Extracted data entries

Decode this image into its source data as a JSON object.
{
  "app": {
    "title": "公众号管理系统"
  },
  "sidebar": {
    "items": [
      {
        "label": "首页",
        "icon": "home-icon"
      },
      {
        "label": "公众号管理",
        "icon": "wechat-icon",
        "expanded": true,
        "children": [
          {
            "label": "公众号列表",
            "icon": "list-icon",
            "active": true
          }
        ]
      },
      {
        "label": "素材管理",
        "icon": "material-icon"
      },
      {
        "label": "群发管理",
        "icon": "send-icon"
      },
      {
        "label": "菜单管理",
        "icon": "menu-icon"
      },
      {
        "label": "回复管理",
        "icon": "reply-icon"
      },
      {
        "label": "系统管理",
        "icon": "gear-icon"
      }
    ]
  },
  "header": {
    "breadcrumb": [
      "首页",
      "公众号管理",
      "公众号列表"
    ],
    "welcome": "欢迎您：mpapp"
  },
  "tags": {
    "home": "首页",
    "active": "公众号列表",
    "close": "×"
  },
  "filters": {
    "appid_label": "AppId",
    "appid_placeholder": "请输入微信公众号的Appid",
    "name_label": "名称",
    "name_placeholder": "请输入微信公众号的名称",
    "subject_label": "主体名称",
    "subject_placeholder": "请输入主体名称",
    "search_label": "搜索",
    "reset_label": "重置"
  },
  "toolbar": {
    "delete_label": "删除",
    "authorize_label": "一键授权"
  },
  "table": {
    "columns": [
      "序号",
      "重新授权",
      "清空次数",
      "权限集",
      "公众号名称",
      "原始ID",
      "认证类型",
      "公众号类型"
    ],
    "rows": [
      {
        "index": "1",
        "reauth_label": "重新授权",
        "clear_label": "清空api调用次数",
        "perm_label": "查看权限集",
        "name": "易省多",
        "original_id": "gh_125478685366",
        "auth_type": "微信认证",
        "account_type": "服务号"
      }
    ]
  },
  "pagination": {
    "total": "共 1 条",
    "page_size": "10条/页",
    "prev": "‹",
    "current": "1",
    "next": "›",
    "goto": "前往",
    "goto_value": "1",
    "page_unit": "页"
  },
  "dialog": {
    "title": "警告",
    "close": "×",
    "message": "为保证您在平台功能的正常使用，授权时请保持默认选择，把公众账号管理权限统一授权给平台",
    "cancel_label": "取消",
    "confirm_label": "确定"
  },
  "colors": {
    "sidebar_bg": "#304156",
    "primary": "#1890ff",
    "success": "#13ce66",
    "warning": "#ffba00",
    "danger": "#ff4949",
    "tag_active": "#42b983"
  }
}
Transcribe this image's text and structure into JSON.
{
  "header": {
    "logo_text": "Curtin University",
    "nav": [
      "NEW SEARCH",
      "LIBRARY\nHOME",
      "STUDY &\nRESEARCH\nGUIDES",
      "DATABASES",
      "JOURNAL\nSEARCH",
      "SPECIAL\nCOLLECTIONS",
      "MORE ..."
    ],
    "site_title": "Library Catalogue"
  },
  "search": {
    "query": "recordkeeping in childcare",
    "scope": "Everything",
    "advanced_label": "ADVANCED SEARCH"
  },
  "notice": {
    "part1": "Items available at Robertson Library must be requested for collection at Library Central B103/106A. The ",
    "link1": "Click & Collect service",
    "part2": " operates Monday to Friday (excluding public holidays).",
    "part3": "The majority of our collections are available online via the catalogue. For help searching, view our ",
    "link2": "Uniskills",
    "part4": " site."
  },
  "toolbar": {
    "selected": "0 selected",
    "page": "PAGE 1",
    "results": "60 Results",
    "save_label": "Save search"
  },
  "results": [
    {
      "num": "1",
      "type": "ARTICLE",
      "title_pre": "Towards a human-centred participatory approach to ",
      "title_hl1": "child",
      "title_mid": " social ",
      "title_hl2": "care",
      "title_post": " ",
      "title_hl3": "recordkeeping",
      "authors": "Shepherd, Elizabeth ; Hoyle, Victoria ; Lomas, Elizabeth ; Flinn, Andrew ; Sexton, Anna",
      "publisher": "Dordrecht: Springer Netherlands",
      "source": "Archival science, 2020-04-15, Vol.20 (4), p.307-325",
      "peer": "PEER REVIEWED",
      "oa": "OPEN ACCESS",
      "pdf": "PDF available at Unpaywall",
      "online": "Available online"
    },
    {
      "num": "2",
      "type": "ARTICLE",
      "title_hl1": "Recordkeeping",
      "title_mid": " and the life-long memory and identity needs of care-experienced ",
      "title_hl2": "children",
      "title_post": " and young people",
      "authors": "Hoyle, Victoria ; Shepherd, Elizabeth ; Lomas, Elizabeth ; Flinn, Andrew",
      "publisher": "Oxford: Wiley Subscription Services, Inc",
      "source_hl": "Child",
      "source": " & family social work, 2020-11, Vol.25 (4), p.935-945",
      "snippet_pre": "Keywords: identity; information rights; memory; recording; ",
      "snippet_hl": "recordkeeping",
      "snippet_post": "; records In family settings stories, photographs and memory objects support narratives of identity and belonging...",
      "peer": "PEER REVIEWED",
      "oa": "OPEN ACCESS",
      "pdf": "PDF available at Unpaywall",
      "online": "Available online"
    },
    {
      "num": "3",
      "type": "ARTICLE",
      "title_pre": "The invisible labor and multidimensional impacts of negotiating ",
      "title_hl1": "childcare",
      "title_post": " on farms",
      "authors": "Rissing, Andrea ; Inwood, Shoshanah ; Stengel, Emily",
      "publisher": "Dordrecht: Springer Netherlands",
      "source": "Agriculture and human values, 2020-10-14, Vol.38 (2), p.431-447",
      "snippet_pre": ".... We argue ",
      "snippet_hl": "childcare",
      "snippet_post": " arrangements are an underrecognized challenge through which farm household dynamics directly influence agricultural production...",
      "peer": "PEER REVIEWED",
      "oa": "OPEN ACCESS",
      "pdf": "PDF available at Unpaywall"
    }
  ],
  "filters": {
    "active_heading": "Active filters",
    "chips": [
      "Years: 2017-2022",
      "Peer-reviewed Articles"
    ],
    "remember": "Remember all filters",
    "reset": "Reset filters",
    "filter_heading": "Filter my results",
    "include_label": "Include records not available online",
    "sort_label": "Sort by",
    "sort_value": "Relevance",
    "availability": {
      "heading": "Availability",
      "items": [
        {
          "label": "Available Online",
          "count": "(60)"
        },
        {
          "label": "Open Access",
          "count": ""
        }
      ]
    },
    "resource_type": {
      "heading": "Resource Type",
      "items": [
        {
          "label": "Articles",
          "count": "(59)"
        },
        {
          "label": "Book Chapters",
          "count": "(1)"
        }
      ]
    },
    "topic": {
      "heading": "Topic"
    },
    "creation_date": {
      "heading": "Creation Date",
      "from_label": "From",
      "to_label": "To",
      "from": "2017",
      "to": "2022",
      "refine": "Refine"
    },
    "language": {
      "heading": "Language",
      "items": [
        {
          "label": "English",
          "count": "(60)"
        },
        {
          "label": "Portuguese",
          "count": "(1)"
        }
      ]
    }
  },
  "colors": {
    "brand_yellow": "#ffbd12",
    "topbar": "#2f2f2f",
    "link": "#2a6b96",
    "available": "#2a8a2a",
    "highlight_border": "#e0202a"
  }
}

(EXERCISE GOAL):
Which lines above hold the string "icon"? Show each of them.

(TASK ANSWER):
        "icon": "home-icon"
        "icon": "wechat-icon",
            "icon": "list-icon",
        "icon": "material-icon"
        "icon": "send-icon"
        "icon": "menu-icon"
        "icon": "reply-icon"
        "icon": "gear-icon"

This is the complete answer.